“He didn’t cheat anyone. He didn’t steal anything. He’s a kid who took a story too far,” Torossian added.

Islam’s lawyer, Edward Mermelstein, said the high school students’ folks were furious when they saw the story. “He’s holding up OK,” Mermelstein said in an interview. “But he’s obviously got to deal with his family, so that’s something that’s taking precedence.”

Mo Islam did appear to have a knack for stocks, Torossian said. But they were all simulated trades. At a high school investment club. With imagined revenues.

“[I led Pressler to believe] I had made even more than $72 million on the simulated trades,” Islam told the Observer. “… All I can say is for the simulated trades, I was very successful. The returns were incredible and outperformed the S&P.”
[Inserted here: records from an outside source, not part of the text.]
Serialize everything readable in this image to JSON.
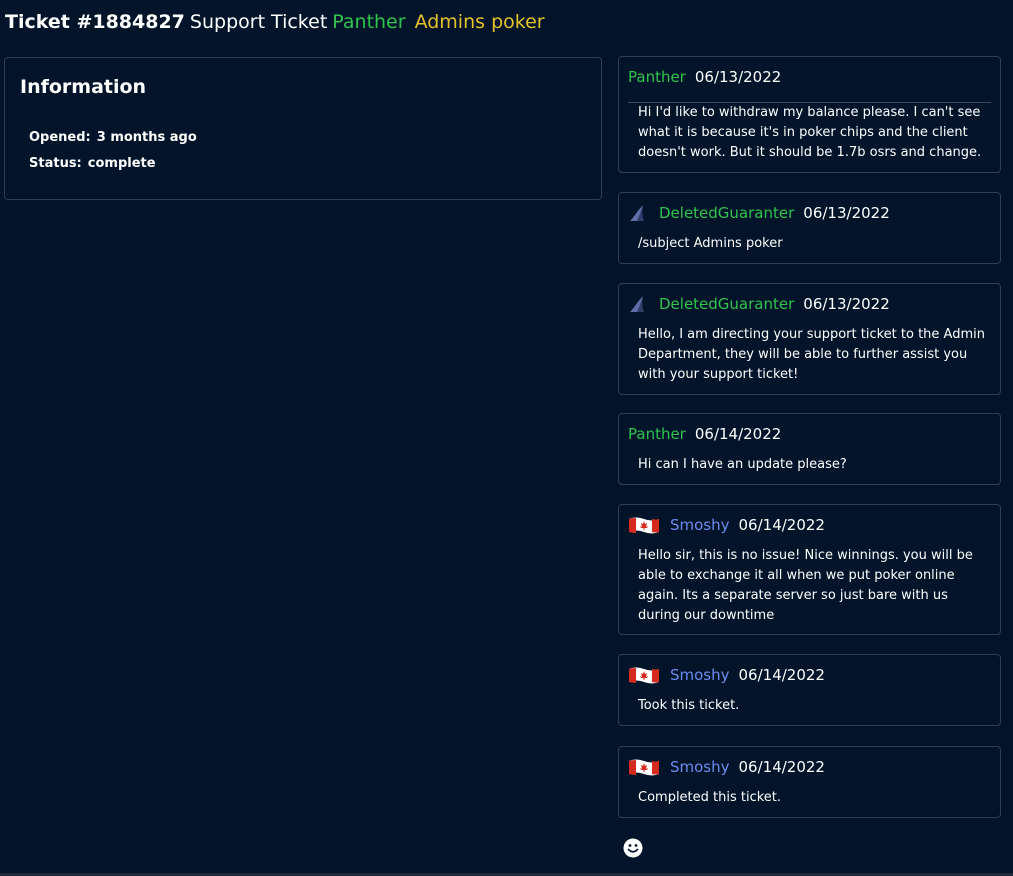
{
  "header": {
    "ticket_id": "Ticket #1884827",
    "type": "Support Ticket",
    "user": "Panther",
    "subject": "Admins poker"
  },
  "information": {
    "heading": "Information",
    "opened_label": "Opened:",
    "opened_value": "3 months ago",
    "status_label": "Status:",
    "status_value": "complete"
  },
  "messages": [
    {
      "author": "Panther",
      "date": "06/13/2022",
      "body": "Hi I'd like to withdraw my balance please. I can't see what it is because it's in poker chips and the client doesn't work. But it should be 1.7b osrs and change.",
      "name_color": "#2fc44f",
      "avatar": "none"
    },
    {
      "author": "DeletedGuaranter",
      "date": "06/13/2022",
      "body": "/subject Admins poker",
      "name_color": "#2fc44f",
      "avatar": "shark-fin-icon"
    },
    {
      "author": "DeletedGuaranter",
      "date": "06/13/2022",
      "body": "Hello, I am directing your support ticket to the Admin Department, they will be able to further assist you with your support ticket!",
      "name_color": "#2fc44f",
      "avatar": "shark-fin-icon"
    },
    {
      "author": "Panther",
      "date": "06/14/2022",
      "body": "Hi can I have an update please?",
      "name_color": "#2fc44f",
      "avatar": "none"
    },
    {
      "author": "Smoshy",
      "date": "06/14/2022",
      "body": "Hello sir, this is no issue! Nice winnings. you will be able to exchange it all when we put poker online again. Its a separate server so just bare with us during our downtime",
      "name_color": "#6a8cf0",
      "avatar": "canada-flag-icon"
    },
    {
      "author": "Smoshy",
      "date": "06/14/2022",
      "body": "Took this ticket.",
      "name_color": "#6a8cf0",
      "avatar": "canada-flag-icon"
    },
    {
      "author": "Smoshy",
      "date": "06/14/2022",
      "body": "Completed this ticket.",
      "name_color": "#6a8cf0",
      "avatar": "canada-flag-icon"
    }
  ],
  "colors": {
    "background": "#02142a",
    "border": "#2e3e53",
    "user_green": "#2fc44f",
    "staff_blue": "#6a8cf0",
    "subject_yellow": "#e6c12a"
  },
  "reaction_icon": "smiley-icon"
}
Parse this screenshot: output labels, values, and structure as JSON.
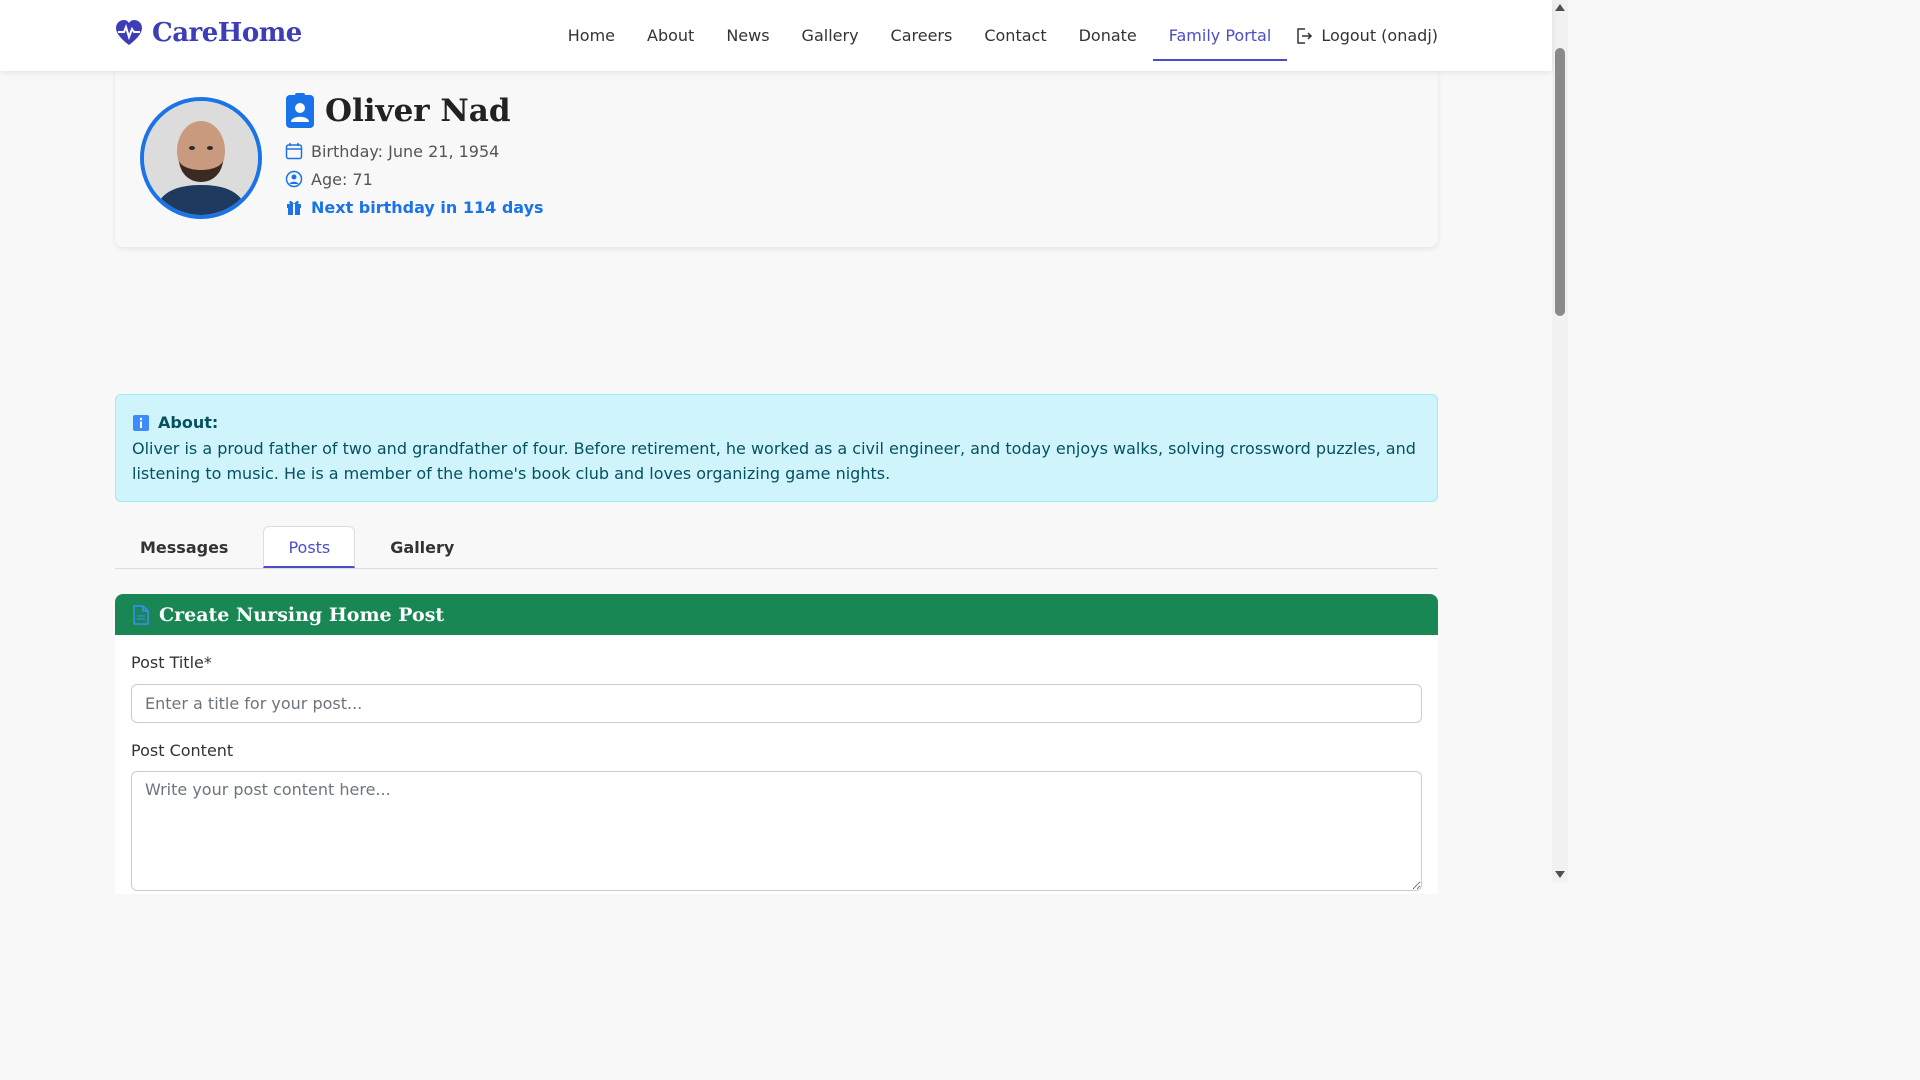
{
  "brand": {
    "name": "CareHome"
  },
  "nav": {
    "links": [
      "Home",
      "About",
      "News",
      "Gallery",
      "Careers",
      "Contact",
      "Donate",
      "Family Portal"
    ],
    "active": "Family Portal",
    "logout_label": "Logout (onadj)"
  },
  "profile": {
    "name": "Oliver Nad",
    "birthday": "Birthday: June 21, 1954",
    "age": "Age: 71",
    "next_birthday": "Next birthday in 114 days"
  },
  "about": {
    "title": "About:",
    "text": "Oliver is a proud father of two and grandfather of four. Before retirement, he worked as a civil engineer, and today enjoys walks, solving crossword puzzles, and listening to music. He is a member of the home's book club and loves organizing game nights."
  },
  "tabs": {
    "items": [
      "Messages",
      "Posts",
      "Gallery"
    ],
    "active": "Posts"
  },
  "post_form": {
    "header": "Create Nursing Home Post",
    "title_label": "Post Title*",
    "title_placeholder": "Enter a title for your post...",
    "content_label": "Post Content",
    "content_placeholder": "Write your post content here..."
  },
  "colors": {
    "brand": "#3d3db8",
    "accent_blue": "#1a73e8",
    "about_bg": "#cff4fc",
    "post_header_bg": "#198754"
  }
}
That’s all well and good. But how was he able to convince a reporter into thinking those returns had not only been real — but that he was worth “high eight figures?” A source close to the Islam family who requested anonymity because of the sensitivity of the issue told The Post Islam had “created some bulls—t thing on the computer with blacked out numbers. He said she could look at it for 10 seconds, and pulled it away.” The Washington Post couldn’t independently verify that claim.

In an editorial note published on Monday, New York Magazine had said the problems with the piece rested solely with the story’s headline, which it changed. The new one? “A Stuyvesant Senior Made Millions Picking Stocks. His Hedge Fund Opens as Soon As He Turns 18.”

Pressler is reportedly headed to Bloomberg News to write about the “culture of wealth and money.”

This story has been corrected and updated to add the magazine’s statement. An earlier version misstated Islam’s age and grade.